Friday, December 27, 2013

Board Game: Hirelings: The Ascent

The Game: Hirelings: The Ascent
The Publisher: Prolific Games
Time: 20-30 minutes
Players: Me, Will, Al, +Sarah Dyer+Michelle Lyons-McFarland

So, the premise of the game is promising enough. The players are the henchman/hirelings of dungeon delvers, and we all made it to the lair of the dragon Rovert (which is "Trevor" spelled backwards, but if there's a reference I don't get it). The heroes got torched, so now we're all in a mad scramble back out of the dungeon. There are monsters in the way, and, in an interesting twist, a fireball chasing us.

Game Play: In practice, every turn you choose to draw a card (in game context, pull something out of your backpack). It'll either add to your move or help you evade a monster. You don't have to draw cards, though. Then you roll a d6 for your movement, and if you land on a space with a player, you steal something from their backpack. If you come across a monster square, you have to roll a d8 against a target number (listed on the board) to evade it, otherwise you stop and go again next turn. If you land on the monster square and evade it, you get to move again.
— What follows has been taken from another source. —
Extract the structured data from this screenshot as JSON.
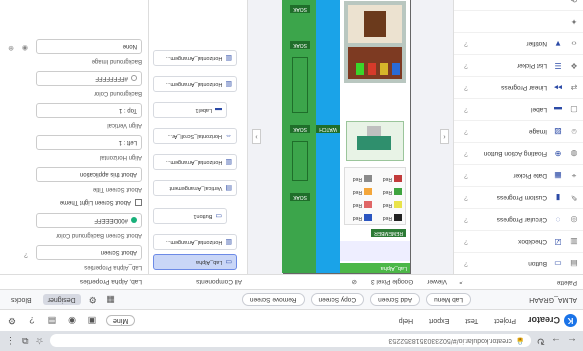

There are a few special areas on the board with some cute flavor text, but mostly it boils down to "make the d8 roll or stay here an extra turn or two."

Now, the fireball I mentioned. It starts after you four turns into the game, and moves a d6 per turn. If it catches you, you can spend a card to stay ahead of you, but that won't help long-term. If you get caught by the fireball and you can't spend a card, you're out. First one out of the dungeon wins!

All that extra stuff is the drawing and arty stuff Sarah and Will do while gaming.
Opinions: So, this is a kid's game, meant for ages 7 and up. Thing is, it's entirely random. You could argue that there's some strategy in when to spend cards, but not really, because you can't ever predict if the card is going to help you move or help you evade monsters, and that's all the cards do. Also, if the fireball catches you, you're done. In our game, Will made it out alive, but everyone else got torched.

This might be a kid's game, but it's on the same game strata as Candyland. That is, you don't really need any other players, because with one exception (landing on someone else), nothing you do affects other players, you have no control over what happens to you in game, and there's no strategy involved. The flavor text is cute, the artwork is neat, and the premise is awesome, but the execution really falls down.

Keep? I might play it with Teagan and Cael once, but after that, no.